All aboard to the DIA

By: Cari DeLamielleure-Scott, Elizabeth Scussel | C&G Newspapers | Published April 20, 2015


OAKLAND COUNTY — On May 9, residents can catch a free ride to and from the Detroit Institute of Arts as part of the museum’s County Days program.

The program, which is provided four times a year for tri-county residents, is a good opportunity for people to get downtown and see a return on their investment, explained Thomas Guastello, chair of the Oakland County Art Institute Authority.

The investment was the 2012 voter-approved, 10-year, 0.2-mill levy to provide free DIA admission for Wayne, Macomb and Oakland County residents.

Two free exhibitions are available for viewing during the Oakland County Day. The first is “Photographs from the Detroit Walk-in Portrait Studio,” by Corine Vermeulen, and the second is “Make a Joyful Noise: Renaissance Art and Music at Florence Cathedral.”

Visitors can also tour the collection, see Rembrandt’s “Self Portrait with Shaded Eyes,” which is on loan from the Leiden Collection in New York, and make their own art in the DIA Studio.

Kathryn Diamond, community relations director of the DIA, said the DIA Studio is part of the free admission, and residents can “literally drop in and create something.”

Also showcased is the ticketed exhibition “Diego Rivera and Frida Kahlo in Detroit.” The exhibit offers eight of Rivera’s preparatory drawings for the Detroit Industry Murals and 23 pieces by Kahlo, whose work has never before been shown at the DIA.

Guastello explained that this exhibit illustrates the industrialization of America and the role that Detroit played. Art, he said, is an integral ingredient for every society.

“It’s really a window into our culture. It shows who we were, who we are and who we aspire to be,” he said, explaining that at the DIA, people can explore at their own pace, and they can always find something different. “And there’s no test afterward.”

Guastello explained that the free rides are not only convenient for residents, but they are also great for creating a sense of community.

When the millage was passed, Diamond said, the DIA reached out to residents for feedback, and access to the museum was a key issue.

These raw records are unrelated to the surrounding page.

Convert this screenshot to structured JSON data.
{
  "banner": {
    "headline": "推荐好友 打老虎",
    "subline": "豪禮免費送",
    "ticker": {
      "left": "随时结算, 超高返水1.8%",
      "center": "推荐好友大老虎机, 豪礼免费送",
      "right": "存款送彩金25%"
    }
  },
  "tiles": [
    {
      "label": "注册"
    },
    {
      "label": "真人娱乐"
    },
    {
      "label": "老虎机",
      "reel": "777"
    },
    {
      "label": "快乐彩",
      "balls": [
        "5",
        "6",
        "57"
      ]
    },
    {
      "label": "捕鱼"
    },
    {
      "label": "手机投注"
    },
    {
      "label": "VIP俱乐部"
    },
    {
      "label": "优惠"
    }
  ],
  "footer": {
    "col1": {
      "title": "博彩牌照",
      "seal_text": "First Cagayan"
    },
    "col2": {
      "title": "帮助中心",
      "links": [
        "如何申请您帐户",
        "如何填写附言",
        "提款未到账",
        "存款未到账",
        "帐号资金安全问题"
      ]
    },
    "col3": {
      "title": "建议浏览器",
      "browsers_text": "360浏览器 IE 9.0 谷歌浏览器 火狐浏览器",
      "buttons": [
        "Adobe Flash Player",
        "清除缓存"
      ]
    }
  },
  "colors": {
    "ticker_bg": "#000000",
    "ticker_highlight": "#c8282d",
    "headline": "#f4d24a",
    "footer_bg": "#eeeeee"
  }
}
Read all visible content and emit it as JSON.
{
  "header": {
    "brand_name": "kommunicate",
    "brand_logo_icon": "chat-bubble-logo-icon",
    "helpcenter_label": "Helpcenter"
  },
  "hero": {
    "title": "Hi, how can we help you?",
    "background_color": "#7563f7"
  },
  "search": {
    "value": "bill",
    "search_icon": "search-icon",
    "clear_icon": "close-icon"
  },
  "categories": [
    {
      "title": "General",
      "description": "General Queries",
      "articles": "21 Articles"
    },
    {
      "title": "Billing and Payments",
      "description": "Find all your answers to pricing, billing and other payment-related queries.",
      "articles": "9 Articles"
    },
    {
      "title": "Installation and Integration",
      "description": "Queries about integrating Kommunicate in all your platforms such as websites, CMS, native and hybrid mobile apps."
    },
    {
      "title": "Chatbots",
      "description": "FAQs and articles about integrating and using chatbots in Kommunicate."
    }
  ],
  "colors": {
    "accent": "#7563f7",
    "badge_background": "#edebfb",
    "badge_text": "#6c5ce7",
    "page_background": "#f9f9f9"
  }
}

Last year, the DIA ran County Days once in the summer and once in the fall. And because of the service’s success, it was expanded, making it a quarterly event.

“I think it’s a great opportunity to explore Detroit, to celebrate the museum,” Diamond said.

Because communities in southeast Michigan have invested in the DIA, either through the millage or the bankruptcy process, Diamond said, County Days are a way of “investing back into the community and making this opportunity available to people to see what they’re supporting.”

Diamond said those who are attending County Days can also tour the Cultural Center Historic District in addition to the DIA. However, she added, residents must make sure they board the buses at the assigned time.

Round trip transportation is free, but reservations are required. To reserve a spot, call (313) 833-4005 or visit

Oakland County locations include:

• The Diversion Street Bridge, located at Diversion and South streets in Rochester. The bus will depart the bridge parking lot at 10 a.m. and leave the DIA at 2:30 p.m.

• The Novi Civic Center, located at 45175 10 Mile Road in Novi. The bus will depart the Civic Center at 10 a.m. and leave the DIA at 2 p.m.

• The Karl Richter Community Center, located at 300 East St. in Holly. The bus will depart the Community Center at 9:30 a.m. and leave the DIA at 2 p.m.

• The Clarkston Independence District Library, located at 6495 Clarkston Road. The bus will depart the library at 9:30 a.m. and leave the DIA at 2 p.m.

• Commerce Township Hall, located at 2009 Township Drive in Commerce Township. The bus will depart Township Hall at 9:30 a.m. and leave the DIA at 2 p.m.

• Walled Lake City Hall, located at 1499 E. West Maple Road in Walled Lake. The bus will depart City Hall at 10 a.m. and leave the DIA at 2:30 p.m.

For more information about the DIA, visit

Staff Writer K. Michelle Moran contributed to this report.